Firstly, let’s look at some of the key features that set this camera apart from the competition (and its predecessor). From a recording standpoint, it can record 4K or 1080p video internally or 120fps in full HD, and as an added bonus the 1080 is Sony’s XAVC-S codec at 50Mbps (and other impressive numbers). Add in internal 5-axis stabiliser and the ability to shoot in S-Log3 with 14 stops of dynamic range and you have one mighty little camera.
Now one of the major failings for ALL of the stills cameras has always been the total disregard for audio. Yes, you could record the audio separately and sync it post, I know how much editors love doing this. Alternately, you could use a separate audio box and hope for the best. Sony has fixed the whole problem with the XLR-K2M, which will give you 2 proper XLR inputs digitally connected to the camera along with some other really cool extras. More on this in a moment.
I don’t know about you but when I am working on a project the last thing I want is more kit to drag with me. However, with the a7S II’s incredibly small form you forget you even have it with you. It can be used as a second camera to match a FS7 or as a solo shooter when you have a place the FS7 can’t go. It pulls double and triple duty as an outstanding time-lapse camera or for production stills, and because it can share all the same lenses as the FS7 you keep the kit down. Now for the really cool bit, remember the XLR-K2M? You can take it off the a7S IIwhen you are not using it and attach it on the FS7 and you give yourself two more channels of audio.
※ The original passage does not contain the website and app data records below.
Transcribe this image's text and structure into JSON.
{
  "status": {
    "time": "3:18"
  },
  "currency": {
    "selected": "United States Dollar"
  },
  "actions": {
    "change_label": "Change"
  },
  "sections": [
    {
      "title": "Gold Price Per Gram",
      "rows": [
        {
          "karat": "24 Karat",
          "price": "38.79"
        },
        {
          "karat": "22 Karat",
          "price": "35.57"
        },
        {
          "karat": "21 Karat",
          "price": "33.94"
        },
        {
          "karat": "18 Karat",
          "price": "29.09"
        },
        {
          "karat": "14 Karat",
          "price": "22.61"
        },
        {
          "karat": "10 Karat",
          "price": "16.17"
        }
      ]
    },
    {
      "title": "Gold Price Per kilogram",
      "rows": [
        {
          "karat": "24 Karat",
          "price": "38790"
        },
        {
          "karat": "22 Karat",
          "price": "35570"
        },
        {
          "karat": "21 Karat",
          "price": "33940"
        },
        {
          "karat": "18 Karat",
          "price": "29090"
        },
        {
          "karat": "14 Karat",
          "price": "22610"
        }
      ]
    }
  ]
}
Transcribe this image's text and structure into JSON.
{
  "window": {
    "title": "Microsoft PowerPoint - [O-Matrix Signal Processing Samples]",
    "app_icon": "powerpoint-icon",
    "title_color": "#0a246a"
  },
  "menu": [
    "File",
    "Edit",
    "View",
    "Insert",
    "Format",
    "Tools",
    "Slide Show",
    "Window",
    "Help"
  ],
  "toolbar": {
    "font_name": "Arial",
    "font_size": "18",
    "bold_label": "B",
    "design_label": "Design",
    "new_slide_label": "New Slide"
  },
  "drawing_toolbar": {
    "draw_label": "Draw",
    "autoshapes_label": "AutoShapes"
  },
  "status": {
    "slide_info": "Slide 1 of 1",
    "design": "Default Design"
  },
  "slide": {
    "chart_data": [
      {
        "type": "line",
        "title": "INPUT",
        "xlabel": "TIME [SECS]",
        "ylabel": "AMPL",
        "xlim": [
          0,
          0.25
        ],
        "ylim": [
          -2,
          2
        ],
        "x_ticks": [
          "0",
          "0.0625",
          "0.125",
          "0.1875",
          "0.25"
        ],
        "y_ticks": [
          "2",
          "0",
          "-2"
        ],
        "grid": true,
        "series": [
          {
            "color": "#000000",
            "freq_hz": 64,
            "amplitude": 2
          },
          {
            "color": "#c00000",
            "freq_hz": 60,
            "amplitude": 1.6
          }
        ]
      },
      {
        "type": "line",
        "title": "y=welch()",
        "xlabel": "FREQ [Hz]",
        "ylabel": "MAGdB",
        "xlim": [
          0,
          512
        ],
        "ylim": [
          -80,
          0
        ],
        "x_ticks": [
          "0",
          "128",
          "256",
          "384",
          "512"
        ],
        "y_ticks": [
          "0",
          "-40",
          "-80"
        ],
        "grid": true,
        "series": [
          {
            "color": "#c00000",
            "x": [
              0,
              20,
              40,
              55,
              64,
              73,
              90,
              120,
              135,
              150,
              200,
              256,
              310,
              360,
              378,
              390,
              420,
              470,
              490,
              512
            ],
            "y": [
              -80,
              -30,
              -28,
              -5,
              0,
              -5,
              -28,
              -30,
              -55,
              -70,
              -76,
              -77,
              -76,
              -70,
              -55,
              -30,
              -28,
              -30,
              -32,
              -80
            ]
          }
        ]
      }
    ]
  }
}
This is one instance where the whole package is more than the sum of the parts.